In addition, the lawmakers stated, “Many women suffer from adverse short and long-term physical, psychological and social consequences of this practice. This includes anxiety, depression and post-traumatic stress.”

Furthermore, they noted some girls or women, in extreme cases, will try to commit suicide in the name of honor.

UN, WHO called for a global ban on virginity examinations

Moreover, the lawmakers stressed that “virginity is not a medical or scientific term.” It is a cultural, social and religious concept that “reflects gender discrimination against girls and women. The United Nations (UN), World Health Organization (WHO), UN Women and UN Human Rights called for a global ban on virginity examinations.

Assembly member Solages and Sen. Persaud believe that it is the responsibility of state governments to ban the invasive and medically unnecessary virginity examinations.

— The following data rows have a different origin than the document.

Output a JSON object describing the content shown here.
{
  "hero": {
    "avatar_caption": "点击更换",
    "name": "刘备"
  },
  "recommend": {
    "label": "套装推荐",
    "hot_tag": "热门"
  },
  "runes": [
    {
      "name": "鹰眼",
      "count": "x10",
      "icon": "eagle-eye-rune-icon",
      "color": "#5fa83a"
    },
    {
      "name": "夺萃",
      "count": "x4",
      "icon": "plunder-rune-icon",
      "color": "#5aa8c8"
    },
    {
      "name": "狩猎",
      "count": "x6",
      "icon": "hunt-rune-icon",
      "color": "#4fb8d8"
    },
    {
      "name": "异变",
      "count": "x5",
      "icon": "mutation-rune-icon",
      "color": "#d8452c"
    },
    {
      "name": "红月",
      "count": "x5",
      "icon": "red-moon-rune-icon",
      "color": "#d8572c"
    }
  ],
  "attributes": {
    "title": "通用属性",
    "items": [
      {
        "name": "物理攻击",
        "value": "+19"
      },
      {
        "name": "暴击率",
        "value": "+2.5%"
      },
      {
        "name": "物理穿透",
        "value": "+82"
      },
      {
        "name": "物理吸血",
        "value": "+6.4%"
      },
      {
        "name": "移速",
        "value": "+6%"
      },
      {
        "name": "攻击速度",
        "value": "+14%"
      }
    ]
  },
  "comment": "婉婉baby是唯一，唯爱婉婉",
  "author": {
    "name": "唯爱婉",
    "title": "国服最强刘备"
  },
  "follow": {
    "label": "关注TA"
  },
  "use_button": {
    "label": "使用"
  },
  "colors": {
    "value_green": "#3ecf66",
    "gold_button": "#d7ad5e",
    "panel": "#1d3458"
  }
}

The federal government is yet to enact legislation to prohibit the practice.

The lawmakers’ move to introduce legislation on the matter comes after rapper T.I. claimed in a recent interview that he takes his 18-year old daughter to a gynecologist to “check her hymen” every year. The rapper suffered criticisms because of that.

In a separated interview, following the backlash, T.I. argued that people “misconstrued and misconceived” his statements.

Meanwhile, in an interview with the New York Post, Sen. Persaud said she was “horrified” by the rapper’s first remarks. According to her, “If a celebrity can impose his power to ensure his 18-year-old daughter gets checked, imagine what can be done in households across New York State?”